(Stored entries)

··········

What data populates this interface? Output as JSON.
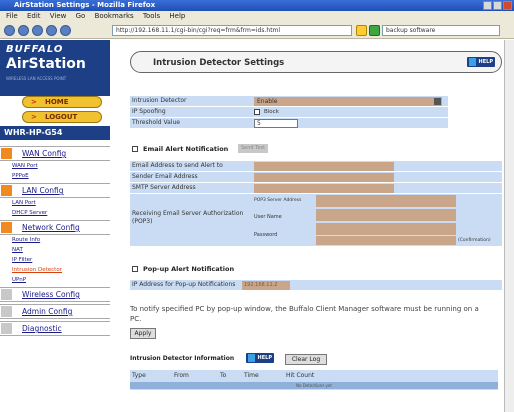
{
  "window": {
    "title": "AirStation Settings - Mozilla Firefox"
  },
  "menubar": {
    "items": [
      "File",
      "Edit",
      "View",
      "Go",
      "Bookmarks",
      "Tools",
      "Help"
    ]
  },
  "navbar": {
    "url": "http://192.168.11.1/cgi-bin/cgi?req=frm&frm=ids.html",
    "search": "backup software"
  },
  "sidebar": {
    "brand": "BUFFALO",
    "product": "AirStation",
    "tagline": "WIRELESS LAN ACCESS POINT",
    "home_label": "HOME",
    "logout_label": "LOGOUT",
    "model": "WHR-HP-G54",
    "sections": [
      {
        "label": "WAN Config",
        "subs": [
          "WAN Port",
          "PPPoE"
        ]
      },
      {
        "label": "LAN Config",
        "subs": [
          "LAN Port",
          "DHCP Server"
        ]
      },
      {
        "label": "Network Config",
        "subs": [
          "Route Info",
          "NAT",
          "IP Filter",
          "Intrusion Detector",
          "UPnP"
        ]
      },
      {
        "label": "Wireless Config",
        "subs": []
      },
      {
        "label": "Admin Config",
        "subs": []
      },
      {
        "label": "Diagnostic",
        "subs": []
      }
    ]
  },
  "main": {
    "title": "Intrusion Detector Settings",
    "help_label": "HELP",
    "intrusion_detector_label": "Intrusion Detector",
    "intrusion_detector_value": "Enable",
    "ip_spoofing_label": "IP Spoofing",
    "ip_spoofing_value": "Block",
    "threshold_label": "Threshold Value",
    "threshold_value": "5",
    "email_section": "Email Alert Notification",
    "send_test_label": "Send Test",
    "email_to_label": "Email Address to send Alert to",
    "sender_label": "Sender Email Address",
    "smtp_label": "SMTP Server Address",
    "pop3_label": "Receiving Email Server Authorization (POP3)",
    "pop3_server_label": "POP3 Server Address",
    "user_name_label": "User Name",
    "password_label": "Password",
    "confirmation_label": "(Confirmation)",
    "popup_section": "Pop-up Alert Notification",
    "popup_ip_label": "IP Address for Pop-up Notifications",
    "popup_ip_value": "192.168.11.2",
    "note": "To notify specified PC by pop-up window, the Buffalo Client Manager software must be running on a PC.",
    "apply_label": "Apply",
    "info_title": "Intrusion Detector Information",
    "clear_log_label": "Clear Log",
    "log_headers": [
      "Type",
      "From",
      "To",
      "Time",
      "Hit Count"
    ],
    "log_empty": "No Detections yet"
  }
}
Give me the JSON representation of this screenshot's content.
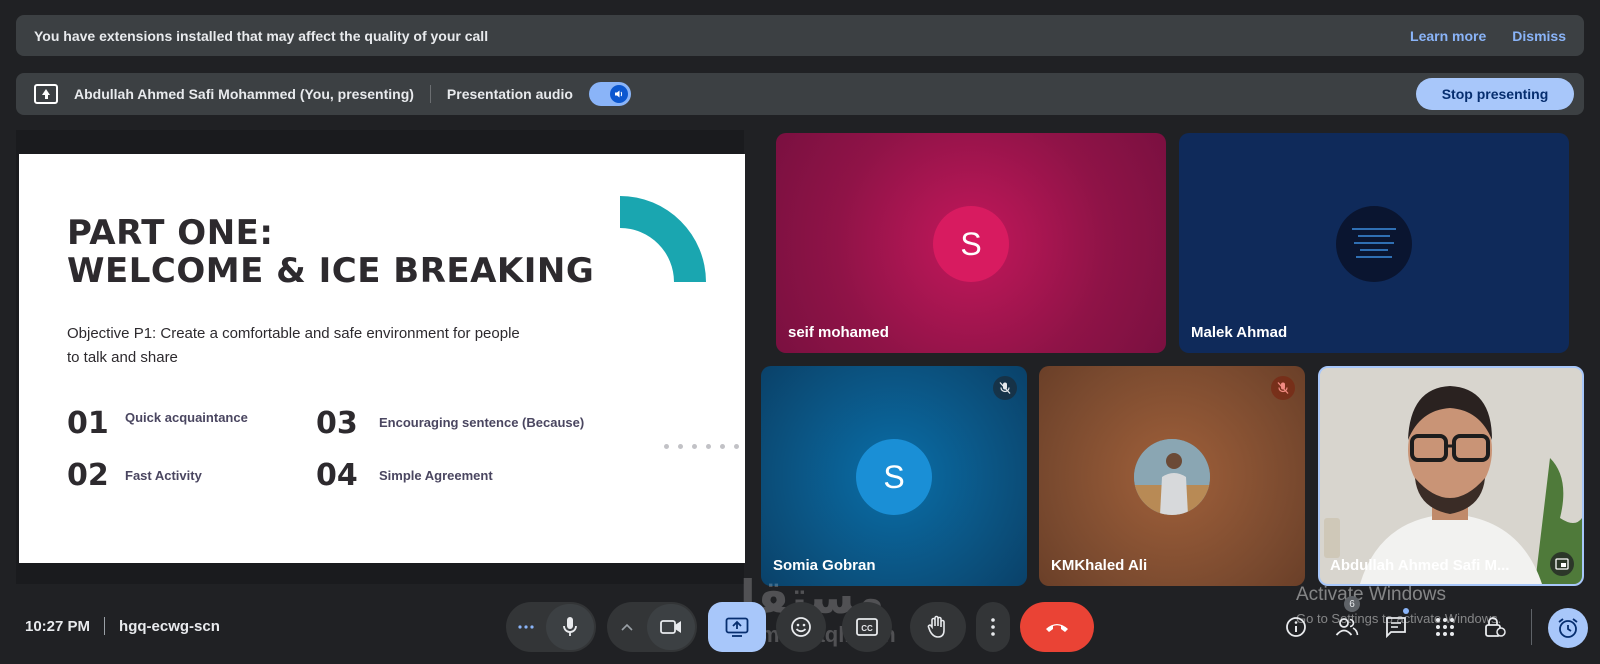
{
  "extension_banner": {
    "message": "You have extensions installed that may affect the quality of your call",
    "learn_more": "Learn more",
    "dismiss": "Dismiss"
  },
  "presenting_bar": {
    "presenter": "Abdullah Ahmed Safi Mohammed (You, presenting)",
    "audio_label": "Presentation audio",
    "audio_on": true,
    "stop_label": "Stop presenting"
  },
  "slide": {
    "title_line1": "PART ONE:",
    "title_line2": "WELCOME & ICE BREAKING",
    "objective": "Objective P1: Create a comfortable and safe environment for people to talk and share",
    "items": [
      {
        "num": "01",
        "label": "Quick acquaintance"
      },
      {
        "num": "02",
        "label": "Fast Activity"
      },
      {
        "num": "03",
        "label": "Encouraging sentence (Because)"
      },
      {
        "num": "04",
        "label": "Simple Agreement"
      }
    ],
    "accent": "#1aa6b0"
  },
  "participants": [
    {
      "name": "seif mohamed",
      "initial": "S",
      "avatar_color": "#d81b60",
      "muted": false
    },
    {
      "name": "Malek Ahmad",
      "initial": "",
      "avatar_color": "#0a1530",
      "muted": false
    },
    {
      "name": "Somia Gobran",
      "initial": "S",
      "avatar_color": "#1a8fd6",
      "muted": true
    },
    {
      "name": "KMKhaled Ali",
      "initial": "",
      "avatar_color": "#6e8fa0",
      "muted": true
    },
    {
      "name": "Abdullah Ahmed Safi M...",
      "initial": "",
      "avatar_color": "",
      "muted": false
    }
  ],
  "meeting": {
    "time": "10:27 PM",
    "code": "hgq-ecwg-scn",
    "people_count": "6"
  },
  "watermark": {
    "title": "Activate Windows",
    "sub": "Go to Settings to activate Windows.",
    "logo_text": "مستقل",
    "logo_sub": "mostaql.com"
  },
  "colors": {
    "background": "#202124",
    "banner": "#3c4043",
    "link": "#8ab4f8",
    "end_call": "#ea4335",
    "present_active": "#a8c7fa"
  }
}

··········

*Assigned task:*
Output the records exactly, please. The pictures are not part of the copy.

*Your solution:*
What data populates this interface? Output as JSON.
{
  "window": {
    "title": "AirStation Settings - Mozilla Firefox"
  },
  "menubar": {
    "items": [
      "File",
      "Edit",
      "View",
      "Go",
      "Bookmarks",
      "Tools",
      "Help"
    ]
  },
  "navbar": {
    "url": "http://192.168.11.1/cgi-bin/cgi?req=frm&frm=ids.html",
    "search": "backup software"
  },
  "sidebar": {
    "brand": "BUFFALO",
    "product": "AirStation",
    "tagline": "WIRELESS LAN ACCESS POINT",
    "home_label": "HOME",
    "logout_label": "LOGOUT",
    "model": "WHR-HP-G54",
    "sections": [
      {
        "label": "WAN Config",
        "subs": [
          "WAN Port",
          "PPPoE"
        ]
      },
      {
        "label": "LAN Config",
        "subs": [
          "LAN Port",
          "DHCP Server"
        ]
      },
      {
        "label": "Network Config",
        "subs": [
          "Route Info",
          "NAT",
          "IP Filter",
          "Intrusion Detector",
          "UPnP"
        ]
      },
      {
        "label": "Wireless Config",
        "subs": []
      },
      {
        "label": "Admin Config",
        "subs": []
      },
      {
        "label": "Diagnostic",
        "subs": []
      }
    ]
  },
  "main": {
    "title": "Intrusion Detector Settings",
    "help_label": "HELP",
    "intrusion_detector_label": "Intrusion Detector",
    "intrusion_detector_value": "Enable",
    "ip_spoofing_label": "IP Spoofing",
    "ip_spoofing_value": "Block",
    "threshold_label": "Threshold Value",
    "threshold_value": "5",
    "email_section": "Email Alert Notification",
    "send_test_label": "Send Test",
    "email_to_label": "Email Address to send Alert to",
    "sender_label": "Sender Email Address",
    "smtp_label": "SMTP Server Address",
    "pop3_label": "Receiving Email Server Authorization (POP3)",
    "pop3_server_label": "POP3 Server Address",
    "user_name_label": "User Name",
    "password_label": "Password",
    "confirmation_label": "(Confirmation)",
    "popup_section": "Pop-up Alert Notification",
    "popup_ip_label": "IP Address for Pop-up Notifications",
    "popup_ip_value": "192.168.11.2",
    "note": "To notify specified PC by pop-up window, the Buffalo Client Manager software must be running on a PC.",
    "apply_label": "Apply",
    "info_title": "Intrusion Detector Information",
    "clear_log_label": "Clear Log",
    "log_headers": [
      "Type",
      "From",
      "To",
      "Time",
      "Hit Count"
    ],
    "log_empty": "No Detections yet"
  }
}
Give me the JSON representation of this screenshot's content.
{
  "extension_banner": {
    "message": "You have extensions installed that may affect the quality of your call",
    "learn_more": "Learn more",
    "dismiss": "Dismiss"
  },
  "presenting_bar": {
    "presenter": "Abdullah Ahmed Safi Mohammed (You, presenting)",
    "audio_label": "Presentation audio",
    "audio_on": true,
    "stop_label": "Stop presenting"
  },
  "slide": {
    "title_line1": "PART ONE:",
    "title_line2": "WELCOME & ICE BREAKING",
    "objective": "Objective P1: Create a comfortable and safe environment for people to talk and share",
    "items": [
      {
        "num": "01",
        "label": "Quick acquaintance"
      },
      {
        "num": "02",
        "label": "Fast Activity"
      },
      {
        "num": "03",
        "label": "Encouraging sentence (Because)"
      },
      {
        "num": "04",
        "label": "Simple Agreement"
      }
    ],
    "accent": "#1aa6b0"
  },
  "participants": [
    {
      "name": "seif mohamed",
      "initial": "S",
      "avatar_color": "#d81b60",
      "muted": false
    },
    {
      "name": "Malek Ahmad",
      "initial": "",
      "avatar_color": "#0a1530",
      "muted": false
    },
    {
      "name": "Somia Gobran",
      "initial": "S",
      "avatar_color": "#1a8fd6",
      "muted": true
    },
    {
      "name": "KMKhaled Ali",
      "initial": "",
      "avatar_color": "#6e8fa0",
      "muted": true
    },
    {
      "name": "Abdullah Ahmed Safi M...",
      "initial": "",
      "avatar_color": "",
      "muted": false
    }
  ],
  "meeting": {
    "time": "10:27 PM",
    "code": "hgq-ecwg-scn",
    "people_count": "6"
  },
  "watermark": {
    "title": "Activate Windows",
    "sub": "Go to Settings to activate Windows.",
    "logo_text": "مستقل",
    "logo_sub": "mostaql.com"
  },
  "colors": {
    "background": "#202124",
    "banner": "#3c4043",
    "link": "#8ab4f8",
    "end_call": "#ea4335",
    "present_active": "#a8c7fa"
  }
}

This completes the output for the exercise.